Which leads me to my other qualm. Look, I get that subtlety is a hard quality to achieve, particularly on camera. It takes very talented cast and writers to walk the line between being Captain Obvious and Kristen “Dead Eyes” Stewart, and I’m still unsure if this show can balance that. With scenes like Rick and Lori’s subtext-fueled conversation in the tent I feel confident that they can, but with Shane staring angrily at the Grimes’s tent with thunder and lightning booming in the distance that niggling sense of worry creeps back.
- “Why would you risk your life for a douchebag like Merle Dixon?” “Hey! Choose your words more carefully!” “No, douchebag is what I meant.”
- “I’m beginning to question the division of labor here.”
- Woo boy, a few hours of isolation on a rooftop surrounded by zombies is apparently enough to drive Michael Rooker cuckoo fraking bananas.
- I’m confused. It’s the end of the world and they have to wash clothes in the quarry, but somehow they managed to scrounge up 19th century washing boards? Who the hell keeps washing boards around?
- Andrew Lincoln gets more likable each scene. I didn’t understand the odd casting choice at first, but he’s proven himself quite capable of handling such a complex roll. I wish the same could be said about Sarah Wayne Callies and Jon Bernthal. Chandler Riggs is still too early to tell. He could end up like those meh kids on Dexter or on the Kiernan Shipka side of awesome. God help us all if he ends up the next Taylor Momsen.
- Whee! The show was renewed for a second season!
- Alan Sepinwall has a couple of great interviews with Frank Darabont and Gale Anne Hurd that get down to the nitty gritty aspects of the show and why they’ve done what they’ve done.
- Sorry this is so late. Spent the last few days eating beignets in New Orleans and my hotel didn’t have cable or internet. We’ll be back to the normal Monday schedule for the rest of the season.
- A reminder that if you’re going to do spoilers, either for the comic or for clips/previews/pirated copies of future eps make sure to give hefty spoiler warnings.

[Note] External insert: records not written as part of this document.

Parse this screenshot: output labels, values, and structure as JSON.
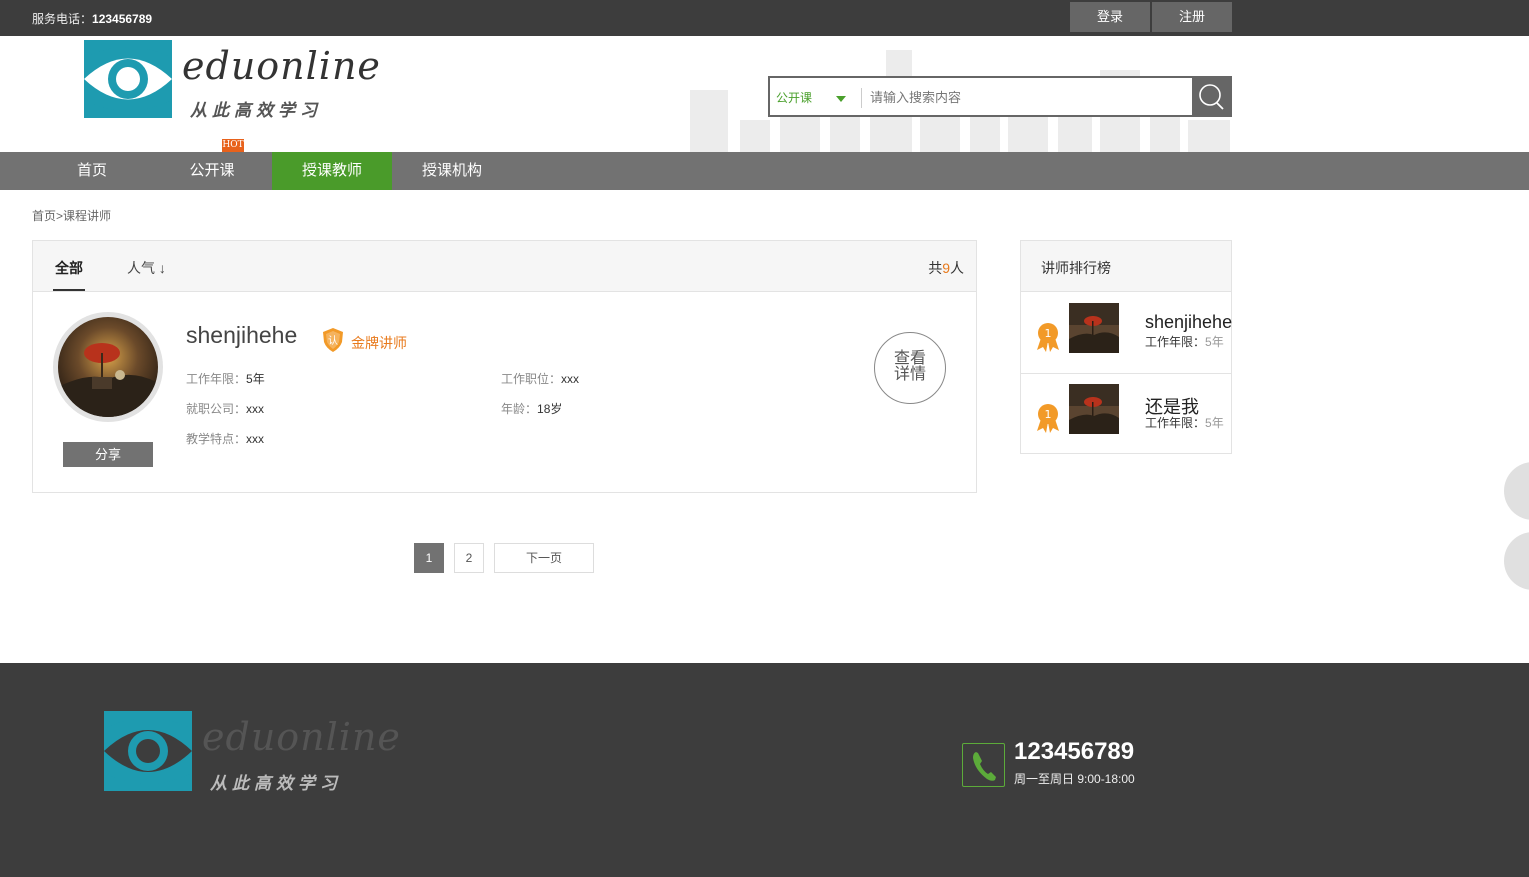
{
  "topbar": {
    "phone_label": "服务电话：",
    "phone_number": "123456789",
    "login_label": "登录",
    "register_label": "注册"
  },
  "header": {
    "logo_text": "eduonline",
    "logo_slogan": "从此高效学习",
    "search": {
      "category": "公开课",
      "placeholder": "请输入搜索内容"
    }
  },
  "nav": {
    "items": [
      {
        "label": "首页",
        "active": false
      },
      {
        "label": "公开课",
        "active": false
      },
      {
        "label": "授课教师",
        "active": true
      },
      {
        "label": "授课机构",
        "active": false
      }
    ],
    "hot_badge": "HOT"
  },
  "breadcrumb": {
    "home": "首页",
    "separator": ">",
    "current": "课程讲师"
  },
  "list": {
    "tabs": [
      {
        "label": "全部",
        "active": true
      },
      {
        "label": "人气 ↓",
        "active": false
      }
    ],
    "count_prefix": "共",
    "count": "9",
    "count_suffix": "人"
  },
  "teacher": {
    "name": "shenjihehe",
    "badge": "金牌讲师",
    "work_years_label": "工作年限：",
    "work_years": "5年",
    "position_label": "工作职位：",
    "position": "xxx",
    "company_label": "就职公司：",
    "company": "xxx",
    "age_label": "年龄：",
    "age": "18岁",
    "feature_label": "教学特点：",
    "feature": "xxx",
    "share_label": "分享",
    "detail_label_1": "查看",
    "detail_label_2": "详情"
  },
  "pagination": {
    "pages": [
      "1",
      "2"
    ],
    "current": "1",
    "next_label": "下一页"
  },
  "ranking": {
    "title": "讲师排行榜",
    "items": [
      {
        "rank": "1",
        "name": "shenjihehe",
        "exp_label": "工作年限：",
        "exp": "5年"
      },
      {
        "rank": "1",
        "name": "还是我",
        "exp_label": "工作年限：",
        "exp": "5年"
      }
    ]
  },
  "footer": {
    "logo_text": "eduonline",
    "logo_slogan": "从此高效学习",
    "phone": "123456789",
    "hours": "周一至周日 9:00-18:00"
  },
  "colors": {
    "accent_green": "#4a9b2a",
    "accent_orange": "#e87a1c",
    "dark_bg": "#3d3d3d",
    "nav_gray": "#727272",
    "logo_teal": "#1e9bb0"
  }
}
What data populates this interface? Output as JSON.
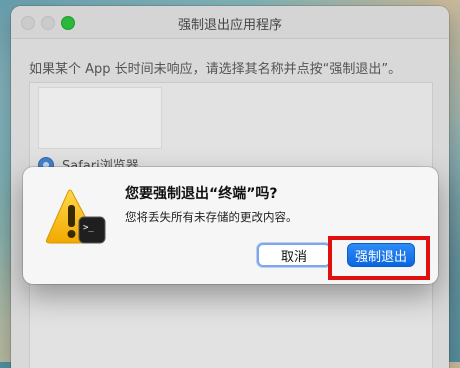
{
  "window": {
    "title": "强制退出应用程序",
    "instruction": "如果某个 App 长时间未响应，请选择其名称并点按“强制退出”。",
    "apps": [
      {
        "name": "Safari浏览器",
        "icon": "safari-icon"
      }
    ]
  },
  "dialog": {
    "title": "您要强制退出“终端”吗?",
    "message": "您将丢失所有未存储的更改内容。",
    "icon": "warning-terminal-icon",
    "cancel_label": "取消",
    "force_quit_label": "强制退出"
  },
  "annotation": {
    "highlight_color": "#e01010",
    "target": "force-quit-button"
  },
  "colors": {
    "accent": "#0a66e0",
    "traffic_zoom": "#2ec440"
  }
}
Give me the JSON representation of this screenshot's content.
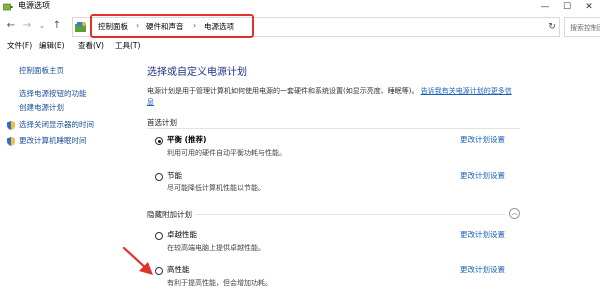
{
  "window": {
    "title": "电源选项",
    "controls": {
      "minimize": "—",
      "maximize": "☐",
      "close": "✕"
    }
  },
  "nav": {
    "back": "←",
    "forward": "→",
    "dropdown": "⌄",
    "up": "↑",
    "refresh": "↻"
  },
  "breadcrumb": [
    "控制面板",
    "硬件和声音",
    "电源选项"
  ],
  "breadcrumb_separator": "›",
  "search": {
    "placeholder": "搜索控制面"
  },
  "menubar": [
    "文件(F)",
    "编辑(E)",
    "查看(V)",
    "工具(T)"
  ],
  "sidebar": {
    "home": "控制面板主页",
    "links": [
      "选择电源按钮的功能",
      "创建电源计划",
      "选择关闭显示器的时间",
      "更改计算机睡眠时间"
    ]
  },
  "main": {
    "heading": "选择或自定义电源计划",
    "description": "电源计划是用于管理计算机如何使用电源的一套硬件和系统设置(如显示亮度、睡眠等)。",
    "description_link": "告诉我有关电源计划的更多信息",
    "preferred_header": "首选计划",
    "hidden_header": "隐藏附加计划",
    "change_label": "更改计划设置",
    "plans": [
      {
        "name": "平衡 (推荐)",
        "desc": "利用可用的硬件自动平衡功耗与性能。",
        "selected": true
      },
      {
        "name": "节能",
        "desc": "尽可能降低计算机性能以节能。",
        "selected": false
      },
      {
        "name": "卓越性能",
        "desc": "在较高端电脑上提供卓越性能。",
        "selected": false
      },
      {
        "name": "高性能",
        "desc": "有利于提高性能，但会增加功耗。",
        "selected": false
      }
    ]
  },
  "colors": {
    "annotation_red": "#e0322a",
    "link_blue": "#1b62b6",
    "heading_blue": "#1e3287"
  },
  "icons": [
    "power-options-icon",
    "back-arrow-icon",
    "forward-arrow-icon",
    "up-arrow-icon",
    "control-panel-folder-icon",
    "refresh-icon",
    "shield-icon",
    "collapse-chevron-icon",
    "annotation-arrow-icon"
  ]
}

Alex Brown is an archivist in training, reference librarian by day, writer by night, and all around geek who watches entirely too much TV. She is prone to collecting out-of-print copies of books by Evelyn Waugh, Jane Austen, and Douglas Adams, probably knows far too much about pop culture than is healthy, and thinks her rats Hywel and Odd are the cutest things ever to exist in the whole of eternity. You can follow her on Twitter if you dare...